U n c o m p e n s a te d
M e ta b o lic
a c id o s is
(p C O 2
= 2 .7 k P a )
C o m p e n s a te d M e ta b o lic
a c id o s is ( p C O 2 = 2 .7 k P a )

14
7 .2

7 .3

7 .4

pH

7 .5

7 .6

7 .7

58

Principles of Acid-base
balance interpretation
18 yr. old male

pH

7.1

Drink driving

pCO2

8.0 kPa

RTA & unconscious

pO2

10.7 kPa

Multiple injuries,

HCO3-

18

BE

- 10 mM

shock, rib fractures

Crushed legs
59

Principles of Acid-base
balance interpretation
5 0 1 M e t a b o lic a c id o s is
40
30
N

20

N e w b lo o d
lin e

HCO

C o n c e n t r a t io n ( m M )

2 R e s p ir a to r y d e p r e s s io n

10

20
2 .6 6

40
5 .3

P C O

60
8
2

80
1 0 .7

100
1 4 .4

m m H g
kP a

60

Principles of Acid-base
balance interpretation
45 yr. old female

pH

7.65

Post bowel surgery

pCO2

4.0 kPa

IPP ventilation

pO2

11.6 kPa

Naso-gastric suction

HCO3-

32

BE

10 mM

61

50

1 L o s s o f a c id
2 H y p e r v e n tila tio n

40

N e w b lo o d
lin e

30
N

20

H C O

C o n c e n t r a t io n ( m M )

Principles of Acid-base
balance interpretation

10

20
2 .6 6

40
5 .3

P C O

60
8
2

80
1 0 .7

100
1 4 .4

m m H g
kP a

62

Principles of Acid-base
balance interpretation
75 yr. old male

pH

7.35

Smoker 30+ many yr.

pCO2

7.9 kPa

Severe COAD

pO2

8.0 kPa

Frequent

HCO3-

35

BE

8 mM

hospitalization with
acute exacerbation

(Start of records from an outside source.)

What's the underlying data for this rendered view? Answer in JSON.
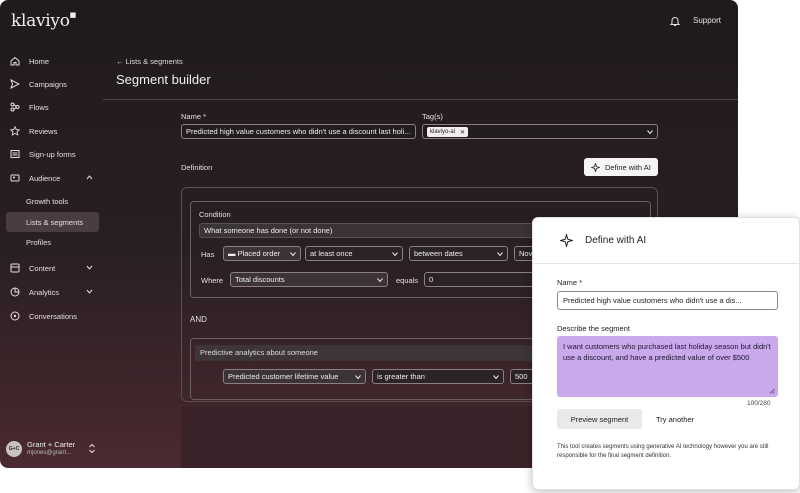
{
  "app": {
    "logo": "klaviyo",
    "support": "Support"
  },
  "sidebar": {
    "items": [
      {
        "label": "Home",
        "icon": "home-icon"
      },
      {
        "label": "Campaigns",
        "icon": "send-icon"
      },
      {
        "label": "Flows",
        "icon": "flows-icon"
      },
      {
        "label": "Reviews",
        "icon": "star-icon"
      },
      {
        "label": "Sign-up forms",
        "icon": "form-icon"
      },
      {
        "label": "Audience",
        "icon": "people-icon"
      },
      {
        "label": "Content",
        "icon": "content-icon"
      },
      {
        "label": "Analytics",
        "icon": "analytics-icon"
      },
      {
        "label": "Conversations",
        "icon": "chat-icon"
      }
    ],
    "audience_sub": [
      "Growth tools",
      "Lists & segments",
      "Profiles"
    ],
    "account": {
      "initials": "G+C",
      "name": "Grant + Carter",
      "email": "mjones@grant..."
    }
  },
  "main": {
    "breadcrumb": "Lists & segments",
    "title": "Segment builder",
    "name_label": "Name *",
    "name_value": "Predicted high value customers who didn't use a discount last holi...",
    "tags_label": "Tag(s)",
    "tag_chip": "klaviyo-ai",
    "definition_label": "Definition",
    "define_ai_button": "Define with AI",
    "condition_label": "Condition",
    "condition_type": "What someone has done (or not done)",
    "has_label": "Has",
    "placed_order": "Placed order",
    "frequency": "at least once",
    "timeframe": "between dates",
    "date_start": "Nov",
    "where_label": "Where",
    "property": "Total discounts",
    "operator": "equals",
    "property_value": "0",
    "and_label": "AND",
    "predictive_type": "Predictive analytics about someone",
    "predictive_metric": "Predicted customer lifetime value",
    "predictive_operator": "is greater than",
    "predictive_value": "500"
  },
  "ai_panel": {
    "title": "Define with AI",
    "name_label": "Name *",
    "name_value": "Predicted high value customers who didn't use a dis...",
    "describe_label": "Describe the segment",
    "description": "I want customers who purchased last holiday season but didn't use a discount, and have a predicted value of over $500",
    "counter": "100/280",
    "preview_button": "Preview segment",
    "try_button": "Try another",
    "disclaimer": "This tool creates segments using generative AI technology however you are still responsible for the final segment definition."
  }
}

63

Principles of Acid-base
balance interpretation
35 yr. old male

pH

7.35

Fit athlete

pCO2

3.8 kPa

Astronomer

pO2

11.5 kPa

Relocated to site

HCO3-

18

BE

- 5 mM

observatory 10,000 ft

Blood gases at 1 mth


64

The End

65